INSTRUCTIONS TO FOLLOW - Scan the data below and copy each line where "突出个人素质紧缺人才" occurs.

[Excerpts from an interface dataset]
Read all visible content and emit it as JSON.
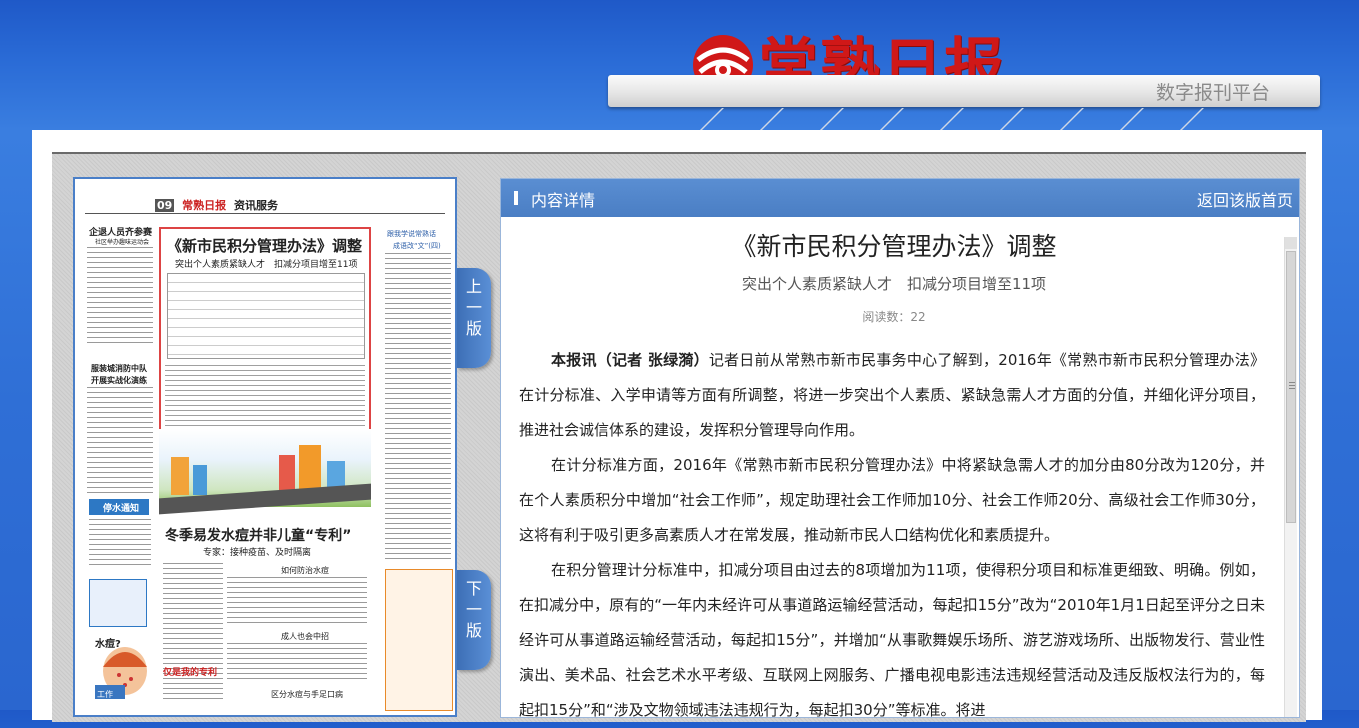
{
  "header": {
    "logo_text": "常熟日报",
    "platform_label": "数字报刊平台"
  },
  "newspaper_page": {
    "page_number": "09",
    "masthead": "常熟日报",
    "section": "资讯服务",
    "headline1": "《新市民积分管理办法》调整",
    "subhead1": "突出个人素质紧缺人才　扣减分项目增至11项",
    "headline2": "冬季易发水痘并非儿童“专利”",
    "subhead2": "专家：接种疫苗、及时隔离",
    "box1": "如何防治水痘",
    "box2": "成人也会中招",
    "box3": "区分水痘与手足口病",
    "left_head": "企退人员齐参赛",
    "left_sub": "社区举办趣味运动会",
    "left_head2": "服装城消防中队",
    "left_sub2": "开展实战化演练",
    "notice": "停水通知",
    "cartoon_word": "水痘?",
    "cartoon_label": "工作",
    "right_top": "跟我学说常熟话",
    "right_col_title": "成语改“文”(四)",
    "bottom_tag": "仅是我的专利"
  },
  "nav": {
    "prev_label": [
      "上",
      "一",
      "版"
    ],
    "next_label": [
      "下",
      "一",
      "版"
    ]
  },
  "panel": {
    "title": "内容详情",
    "back_link": "返回该版首页"
  },
  "article": {
    "title": "《新市民积分管理办法》调整",
    "subtitle": "突出个人素质紧缺人才　扣减分项目增至11项",
    "read_count": "阅读数：22",
    "lead": "本报讯（记者 张绿漪）",
    "p1": "记者日前从常熟市新市民事务中心了解到，2016年《常熟市新市民积分管理办法》在计分标准、入学申请等方面有所调整，将进一步突出个人素质、紧缺急需人才方面的分值，并细化评分项目，推进社会诚信体系的建设，发挥积分管理导向作用。",
    "p2": "在计分标准方面，2016年《常熟市新市民积分管理办法》中将紧缺急需人才的加分由80分改为120分，并在个人素质积分中增加“社会工作师”，规定助理社会工作师加10分、社会工作师20分、高级社会工作师30分，这将有利于吸引更多高素质人才在常发展，推动新市民人口结构优化和素质提升。",
    "p3": "在积分管理计分标准中，扣减分项目由过去的8项增加为11项，使得积分项目和标准更细致、明确。例如，在扣减分中，原有的“一年内未经许可从事道路运输经营活动，每起扣15分”改为“2010年1月1日起至评分之日未经许可从事道路运输经营活动，每起扣15分”，并增加“从事歌舞娱乐场所、游艺游戏场所、出版物发行、营业性演出、美术品、社会艺术水平考级、互联网上网服务、广播电视电影违法违规经营活动及违反版权法行为的，每起扣15分”和“涉及文物领域违法违规行为，每起扣30分”等标准。将进"
  },
  "colors": {
    "background_blue": "#2a66cf",
    "panel_header": "#4a7ec4",
    "logo_red": "#d01818"
  }
}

ANSWER AREA -
    "subhead1": "突出个人素质紧缺人才　扣减分项目增至11项",
    "subtitle": "突出个人素质紧缺人才　扣减分项目增至11项",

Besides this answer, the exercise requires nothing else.